While they work, a volunteer from the cooperative prepares “attaya,” a strong, sweet, minty tea, out in the garden. Attaya is a vital and vibrant part of daily Senegalese culture. You’ll find it being made and served almost anywhere you go, any time of day.

Attaya is made from Chinese gunpowder green tea, mint, and sugar, brewed in three stages in a kettle over hot coals.  The tea is brewed strong and bitter, and then poured into tiny glasses called kas. It is then poured back and forth from glass to kettle and back again, to create a thick foam on top. The higher up you pour from and the thicker the foam, the better.

Attaya: Senegalese Tea Culture
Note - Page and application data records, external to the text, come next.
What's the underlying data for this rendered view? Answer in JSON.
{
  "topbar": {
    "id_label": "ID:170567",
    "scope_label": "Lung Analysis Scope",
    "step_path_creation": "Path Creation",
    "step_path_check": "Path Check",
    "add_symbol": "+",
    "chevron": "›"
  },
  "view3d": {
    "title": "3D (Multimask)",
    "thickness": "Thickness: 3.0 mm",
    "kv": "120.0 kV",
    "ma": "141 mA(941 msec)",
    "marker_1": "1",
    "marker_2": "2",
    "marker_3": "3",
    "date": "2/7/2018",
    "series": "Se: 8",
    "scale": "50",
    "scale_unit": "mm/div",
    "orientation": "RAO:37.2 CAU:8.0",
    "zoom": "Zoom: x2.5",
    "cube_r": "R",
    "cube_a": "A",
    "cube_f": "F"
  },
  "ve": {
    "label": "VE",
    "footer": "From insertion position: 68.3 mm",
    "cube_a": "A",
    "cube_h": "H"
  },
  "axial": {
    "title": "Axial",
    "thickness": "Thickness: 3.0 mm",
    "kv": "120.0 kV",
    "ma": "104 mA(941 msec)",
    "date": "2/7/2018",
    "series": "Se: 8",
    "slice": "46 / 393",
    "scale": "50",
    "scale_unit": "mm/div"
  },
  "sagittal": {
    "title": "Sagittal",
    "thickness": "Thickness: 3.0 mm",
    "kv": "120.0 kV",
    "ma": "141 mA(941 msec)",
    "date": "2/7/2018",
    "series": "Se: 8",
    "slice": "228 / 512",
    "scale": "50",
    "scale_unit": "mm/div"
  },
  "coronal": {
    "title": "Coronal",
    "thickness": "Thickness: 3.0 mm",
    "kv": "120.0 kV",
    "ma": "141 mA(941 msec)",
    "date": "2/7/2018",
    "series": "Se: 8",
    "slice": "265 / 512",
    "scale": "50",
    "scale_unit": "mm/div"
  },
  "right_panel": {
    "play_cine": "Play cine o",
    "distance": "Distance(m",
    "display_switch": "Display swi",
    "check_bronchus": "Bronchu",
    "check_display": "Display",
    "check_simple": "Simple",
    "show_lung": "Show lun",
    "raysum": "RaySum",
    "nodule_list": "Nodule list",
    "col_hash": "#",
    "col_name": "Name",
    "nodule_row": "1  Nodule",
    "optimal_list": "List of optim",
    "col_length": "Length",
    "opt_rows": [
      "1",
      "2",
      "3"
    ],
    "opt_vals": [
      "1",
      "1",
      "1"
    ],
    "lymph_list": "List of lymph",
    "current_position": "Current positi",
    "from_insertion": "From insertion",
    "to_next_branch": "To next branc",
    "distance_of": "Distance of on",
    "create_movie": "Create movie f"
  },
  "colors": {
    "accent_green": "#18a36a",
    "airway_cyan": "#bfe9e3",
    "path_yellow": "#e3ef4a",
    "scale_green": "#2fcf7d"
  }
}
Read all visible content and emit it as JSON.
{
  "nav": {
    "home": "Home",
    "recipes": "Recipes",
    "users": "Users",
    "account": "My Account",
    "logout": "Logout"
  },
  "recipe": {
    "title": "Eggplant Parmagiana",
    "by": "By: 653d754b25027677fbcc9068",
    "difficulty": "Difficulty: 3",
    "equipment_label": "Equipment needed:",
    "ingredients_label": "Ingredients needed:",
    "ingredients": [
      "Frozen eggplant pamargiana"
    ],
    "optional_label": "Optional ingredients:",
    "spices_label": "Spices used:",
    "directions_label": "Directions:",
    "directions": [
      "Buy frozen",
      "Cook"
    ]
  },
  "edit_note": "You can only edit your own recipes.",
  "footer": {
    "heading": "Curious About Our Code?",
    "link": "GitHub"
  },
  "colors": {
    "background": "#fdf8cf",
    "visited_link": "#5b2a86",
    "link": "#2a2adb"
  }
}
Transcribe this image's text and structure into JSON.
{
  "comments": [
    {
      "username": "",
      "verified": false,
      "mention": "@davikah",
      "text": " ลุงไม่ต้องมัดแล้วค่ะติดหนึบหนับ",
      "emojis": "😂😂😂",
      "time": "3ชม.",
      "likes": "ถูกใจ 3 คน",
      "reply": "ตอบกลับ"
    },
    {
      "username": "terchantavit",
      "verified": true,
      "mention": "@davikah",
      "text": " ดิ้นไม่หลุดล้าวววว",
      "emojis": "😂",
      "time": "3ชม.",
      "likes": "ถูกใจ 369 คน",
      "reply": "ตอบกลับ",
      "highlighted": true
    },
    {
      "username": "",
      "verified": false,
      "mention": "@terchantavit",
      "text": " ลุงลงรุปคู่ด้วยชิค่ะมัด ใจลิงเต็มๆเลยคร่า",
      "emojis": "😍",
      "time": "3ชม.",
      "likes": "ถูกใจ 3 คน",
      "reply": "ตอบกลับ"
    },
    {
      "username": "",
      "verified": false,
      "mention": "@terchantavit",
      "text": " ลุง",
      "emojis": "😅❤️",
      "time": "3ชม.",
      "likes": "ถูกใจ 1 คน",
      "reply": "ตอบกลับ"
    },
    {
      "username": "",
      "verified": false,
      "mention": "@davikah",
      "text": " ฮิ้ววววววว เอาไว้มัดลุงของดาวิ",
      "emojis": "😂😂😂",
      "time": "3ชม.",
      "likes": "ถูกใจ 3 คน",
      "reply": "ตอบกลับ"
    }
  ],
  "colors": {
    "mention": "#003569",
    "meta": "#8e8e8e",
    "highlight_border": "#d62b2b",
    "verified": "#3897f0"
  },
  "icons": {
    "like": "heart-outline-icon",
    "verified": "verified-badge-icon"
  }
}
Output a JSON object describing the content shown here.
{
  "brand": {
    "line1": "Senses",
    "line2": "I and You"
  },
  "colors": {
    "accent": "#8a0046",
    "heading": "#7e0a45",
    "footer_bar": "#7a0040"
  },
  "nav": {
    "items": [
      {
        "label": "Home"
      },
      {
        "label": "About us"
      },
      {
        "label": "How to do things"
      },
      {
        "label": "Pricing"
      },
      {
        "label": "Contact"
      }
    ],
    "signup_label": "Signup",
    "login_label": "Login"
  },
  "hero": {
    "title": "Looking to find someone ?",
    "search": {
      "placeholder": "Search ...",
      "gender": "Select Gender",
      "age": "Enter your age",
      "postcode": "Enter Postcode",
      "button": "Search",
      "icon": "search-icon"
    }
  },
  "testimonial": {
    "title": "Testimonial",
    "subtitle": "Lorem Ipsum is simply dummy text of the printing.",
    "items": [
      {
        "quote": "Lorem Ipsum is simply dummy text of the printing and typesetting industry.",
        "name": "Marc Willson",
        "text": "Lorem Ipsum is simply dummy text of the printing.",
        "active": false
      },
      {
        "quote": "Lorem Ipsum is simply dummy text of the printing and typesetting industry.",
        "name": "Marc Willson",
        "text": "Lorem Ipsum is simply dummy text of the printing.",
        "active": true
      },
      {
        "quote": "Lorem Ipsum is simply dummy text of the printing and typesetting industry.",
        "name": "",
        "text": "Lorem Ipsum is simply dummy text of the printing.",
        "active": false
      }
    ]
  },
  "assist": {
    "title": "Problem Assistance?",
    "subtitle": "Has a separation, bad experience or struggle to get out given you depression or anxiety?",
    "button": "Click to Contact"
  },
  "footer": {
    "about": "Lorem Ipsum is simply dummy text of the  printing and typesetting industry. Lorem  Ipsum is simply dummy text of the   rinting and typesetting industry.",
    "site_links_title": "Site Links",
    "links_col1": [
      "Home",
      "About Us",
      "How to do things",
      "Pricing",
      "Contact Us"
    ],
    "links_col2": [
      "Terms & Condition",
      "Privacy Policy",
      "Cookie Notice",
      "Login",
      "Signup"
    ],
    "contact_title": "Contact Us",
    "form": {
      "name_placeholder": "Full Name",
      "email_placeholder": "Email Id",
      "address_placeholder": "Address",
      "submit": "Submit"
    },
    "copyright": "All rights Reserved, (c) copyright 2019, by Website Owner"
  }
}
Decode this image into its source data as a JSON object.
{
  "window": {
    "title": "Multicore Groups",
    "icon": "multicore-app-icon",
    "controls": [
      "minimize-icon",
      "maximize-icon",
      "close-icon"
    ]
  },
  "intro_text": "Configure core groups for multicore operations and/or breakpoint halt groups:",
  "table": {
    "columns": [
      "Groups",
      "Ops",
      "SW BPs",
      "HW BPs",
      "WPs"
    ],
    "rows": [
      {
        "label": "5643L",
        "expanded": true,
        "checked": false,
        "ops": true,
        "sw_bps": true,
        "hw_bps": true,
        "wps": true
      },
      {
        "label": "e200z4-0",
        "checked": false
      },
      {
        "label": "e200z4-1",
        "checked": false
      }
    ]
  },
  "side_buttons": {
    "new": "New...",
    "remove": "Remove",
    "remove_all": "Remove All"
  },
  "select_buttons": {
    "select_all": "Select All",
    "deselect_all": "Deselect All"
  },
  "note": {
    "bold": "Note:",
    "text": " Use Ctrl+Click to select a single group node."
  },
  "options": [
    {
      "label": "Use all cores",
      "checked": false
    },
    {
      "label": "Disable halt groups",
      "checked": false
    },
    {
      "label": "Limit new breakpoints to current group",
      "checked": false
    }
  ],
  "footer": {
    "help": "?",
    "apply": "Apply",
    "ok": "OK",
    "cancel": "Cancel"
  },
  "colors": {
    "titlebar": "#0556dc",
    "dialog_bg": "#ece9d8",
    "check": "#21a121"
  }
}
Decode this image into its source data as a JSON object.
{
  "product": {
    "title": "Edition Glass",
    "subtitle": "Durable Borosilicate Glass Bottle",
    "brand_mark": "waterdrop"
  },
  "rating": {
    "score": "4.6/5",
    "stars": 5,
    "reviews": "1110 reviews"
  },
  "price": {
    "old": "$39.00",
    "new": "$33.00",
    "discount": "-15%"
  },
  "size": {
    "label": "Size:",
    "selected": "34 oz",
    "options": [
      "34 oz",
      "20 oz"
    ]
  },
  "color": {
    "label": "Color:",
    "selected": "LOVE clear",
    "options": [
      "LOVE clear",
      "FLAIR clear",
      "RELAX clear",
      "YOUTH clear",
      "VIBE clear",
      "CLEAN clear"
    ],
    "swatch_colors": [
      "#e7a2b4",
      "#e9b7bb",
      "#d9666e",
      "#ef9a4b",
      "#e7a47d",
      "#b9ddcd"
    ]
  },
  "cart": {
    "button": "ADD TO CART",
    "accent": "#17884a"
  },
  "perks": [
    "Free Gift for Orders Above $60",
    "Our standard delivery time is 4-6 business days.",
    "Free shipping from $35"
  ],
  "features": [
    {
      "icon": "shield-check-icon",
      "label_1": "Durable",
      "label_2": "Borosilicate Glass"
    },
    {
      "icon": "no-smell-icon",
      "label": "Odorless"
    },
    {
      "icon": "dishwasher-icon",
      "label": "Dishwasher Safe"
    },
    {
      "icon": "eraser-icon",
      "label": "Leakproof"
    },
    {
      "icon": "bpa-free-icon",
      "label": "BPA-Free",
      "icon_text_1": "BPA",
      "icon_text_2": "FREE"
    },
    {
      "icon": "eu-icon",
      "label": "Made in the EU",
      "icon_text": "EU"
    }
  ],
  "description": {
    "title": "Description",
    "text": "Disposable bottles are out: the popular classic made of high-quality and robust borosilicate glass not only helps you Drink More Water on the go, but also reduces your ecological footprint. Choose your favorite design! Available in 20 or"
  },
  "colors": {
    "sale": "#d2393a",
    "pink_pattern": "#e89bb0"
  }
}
Women enjoy a glass of attaya in the Walo community garden while they water their plants.

Friends share this first glass of tea, called lewel. After adding more sugar and mint, or nana, to the teapot, the process begins again for a second (naarel) round of tea. The third (nettel) round is the sweetest of all.  There are several interpretations of the ritual’s symbolism, but many people say that the three concoctions are representative of the stages of life. The first stage is bitter, representing the difficulties of growing and early life; the second stage is sweeter, representing mid-life, love, and family, and the third stage is the sweetest to symbolize the sweetness  of old age. Other interpretations suggest that the three concoctions of attaya also represent the growing and sweetening of friendship over time.

Back in Walo, as the women tend to their crops, the volunteer making the attaya brings his tray out to them, pouring them each a glass. Drinking the attaya, they can take a break from their work, enjoy the sweet treat, and get a little boost of energy from the sugar and tea!

You could walk into any garden site across CREATE!’s partner communities, and see the same ritual taking place, a beautiful symbol of the rich cultural traditions that make Senegal such an incredible place.

Attaya Tea Recipe:

Add two-thirds of a pack (or 4-5 spoonfuls) of green tea leaves four small cups (about 60-75 mL each) of water. Boil for 15 minutes. Add in one cup of sugar. Pour the hot tea into a cup to make foam. Pour the tea back into the pot and heat again. Add the mint and pour back into serving cups.